Freelancer will take 10% of your earnings when you accept hourly gigs. Fixed-price projects also incur a 10% fee or a minimum of $5 — whichever is greater.
You have the chance to earn more on Freelancer by joining their Preferred Freelancers program. On average, Preferred Freelancers earn $1,000 more in their first six months than their non-preferred peers!
Before you start working on projects as a freelance writer on Guru, you have to come to an arrangement with your client. An arrangement sets out how you’ll be paid and when. Arrangements can be by milestone, by hour, by project, or recurring. Every time you complete a job, Guru will charge you a fee. Fees vary from 4.95% to 8.95%.
Freelance Writing Job Boards
There are a lot of niche job boards out there. For example, you can find remote-friendly jobs on my work from home jobs page. But, there are also job boards that specifically cater to certain fields or career, like freelance writing jobs.

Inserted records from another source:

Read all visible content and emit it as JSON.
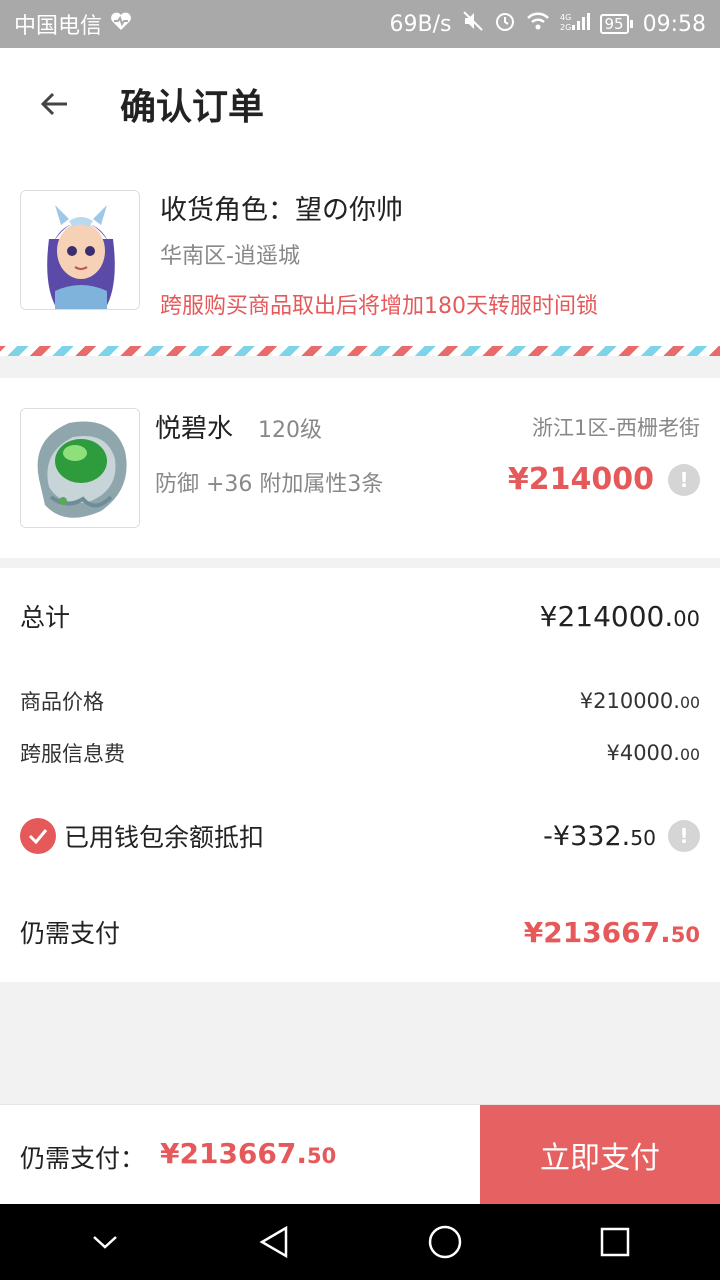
{
  "status_bar": {
    "carrier": "中国电信",
    "speed": "69B/s",
    "network": "4G 2G",
    "battery": "95",
    "time": "09:58"
  },
  "header": {
    "title": "确认订单"
  },
  "recipient": {
    "name": "收货角色：望の你帅",
    "server": "华南区-逍遥城",
    "warning": "跨服购买商品取出后将增加180天转服时间锁"
  },
  "product": {
    "name": "悦碧水",
    "level": "120级",
    "attrs": "防御 +36  附加属性3条",
    "server": "浙江1区-西栅老街",
    "price": "¥214000"
  },
  "summary": {
    "total_label": "总计",
    "total_value": "¥214000.",
    "total_cents": "00",
    "goods_label": "商品价格",
    "goods_value": "¥210000.",
    "goods_cents": "00",
    "fee_label": "跨服信息费",
    "fee_value": "¥4000.",
    "fee_cents": "00",
    "wallet_label": "已用钱包余额抵扣",
    "wallet_value": "-¥332.",
    "wallet_cents": "50",
    "wallet_checked": true,
    "need_label": "仍需支付",
    "need_value": "¥213667.",
    "need_cents": "50"
  },
  "bottom_bar": {
    "label": "仍需支付：",
    "value": "¥213667.",
    "cents": "50",
    "pay_label": "立即支付"
  },
  "colors": {
    "accent": "#e6595a",
    "pay_button": "#e66262",
    "status_bar": "#a9a9a9"
  },
  "icons": [
    "heart-pulse-icon",
    "mute-icon",
    "alarm-icon",
    "wifi-icon",
    "signal-icon",
    "battery-icon",
    "back-arrow-icon",
    "info-icon",
    "check-icon",
    "nav-down-icon",
    "nav-back-icon",
    "nav-home-icon",
    "nav-recent-icon"
  ]
}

By browsing these niche job board sites for freelance writers, you can read ads posted by clients looking for writers. When you find something that interests you, you send over your pitch to detail why you’re the person for the job.
Of course, you won’t get every gig you pitch to. And the amount of pay will run the gamut from pennies per word to thousands of dollars per project. Gigs can also be recurring or a one-time article.
I turned to freelance writing job boards once I gained confidence and pitching practice from freelance marketplace sites. I also set up a freelance writer’s website to serve as a portfolio. When you get there, a freelance service site can do wonders for your career. It showcases your talents and shows social proof in one convenient location.
Contena is a membership job search site. With your paid membership, you get access to thousands of paid writing gigs. There are also valuable resources to help you launch and grow your freelance writing career via the Contena Academy.
FlexJobs is another membership-based niche job board that is dedicated to freelance, remote, and flexible job options. While not all jobs posted are for freelance writers, there are plenty of fresh leads here that you simply won’t find anywhere else.
Plus, it’s affordable. I recommend freelancers sign up for a yearly membership. The cost comes out to less than $5 a month! You can save even more when you use this link and promo code AFFPROMO to sign up.
ProBlogger is a 100% free job board for freelance writing jobs online. You can find everything from blogging gigs to editing jobs. While ProBlogger doesn’t have as many job as Contena or FlexJobs, it is still a valuable (free) resource to find freelance writing jobs.
Networking for Freelance Writing Jobs
It’s nice to have the option of finding ready-to-hire freelance writing jobs via content mills, freelance marketplaces, and job boards. However, you can also take it upon yourself to find new clients and gigs via networking.
Yes, it takes a little bit of virtual leg work to find your own clients, but it’s often worth it. The money you can earn finding your own clients is often much higher than what is found on various sourced-for-you-sites. Plus, networking is free!
If you know you want to find your own clients but aren’t sure how to go about it — don’t panic. There are online learning resources that’ll help.
Gina Horkey knows what she’s talking about when it comes to building a freelance biz from scratch. And that’s why she created Horkey Handbook — to help others grow their own freelance writing career as a beginner. She created an amazing and comprehensive blog post you need to check out called how to become a paid freelance writer. Use it as a guide to help you go from thinking about freelancing to actually getting paid writing clients fast.
Find Freelance Writing Jobs Online
There you have it — the different ways you can find freelance writing jobs online, even if you’re just starting out. Remember, there is no set way to become a paid freelance writer. You may find one path that works for you and others that don’t. And that’s okay. What is important is you get out there and take steps to actually launch a freelance writing career. You’ve got this!
P.S. This post contains affiliate links. Please check out my disclosure statement for more information.